The last clause of Ezechiel 18,10 is as follows:וְעָשָׂה אָח מֵאַחַד מֵאֵֽלֶּה׃ .
There are questions about the validity of אָח in the text, along with questions of how to translate it. According to the entry in the BDB dictionary (and also in the Baumgartner/German dictionary), it is considered to be a textual error and should be seen as an interjection (translated “ah”). The BHS also has a text critical note, indicating the problems surrounding this word.
However, there is another possible explanation for אח :אח might refer not to the interjection, “ah”, but to the noun, “brother,” which has the same form.

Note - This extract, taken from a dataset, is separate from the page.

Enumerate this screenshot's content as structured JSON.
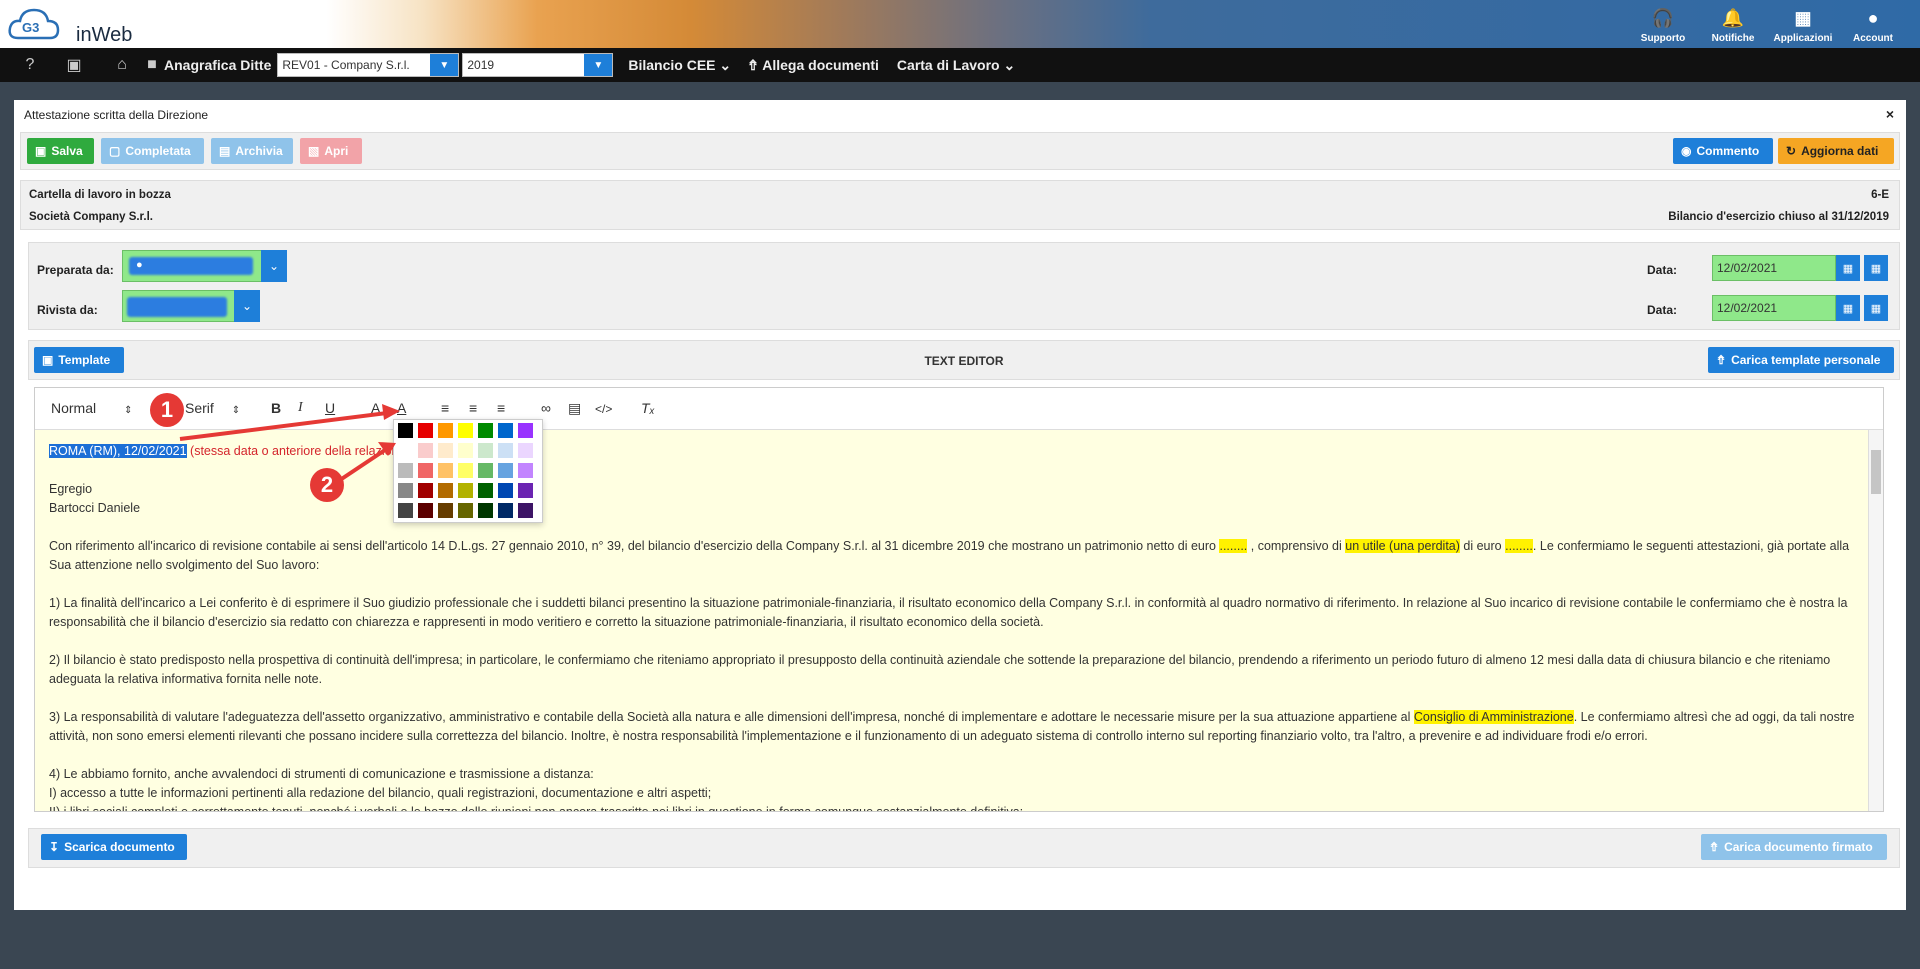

A noun form in the middle of a series of clauses listing actions of a righteous person is more logical than an interjection in the middle of a clause. A possible translation would then be that of the NASB, which is as follows: ‘and who does any of these things to a brother.” This explanation is further justified by recognizing that the noun form of אח could also be seen as having a similar function to אש, which appears to be a possibility raised by Gesenius’ Grammar.
This second explanation does not in any way answer the question of whether the inclusion of אח in the text is a textual error. This alternative explanation does not remove the confusion surrounding it. Nonetheless, if one wants to take seriously the text as we now have it, one should look for the most logical explanation for the presence of אח, without dismissing it too quickly as a textual error.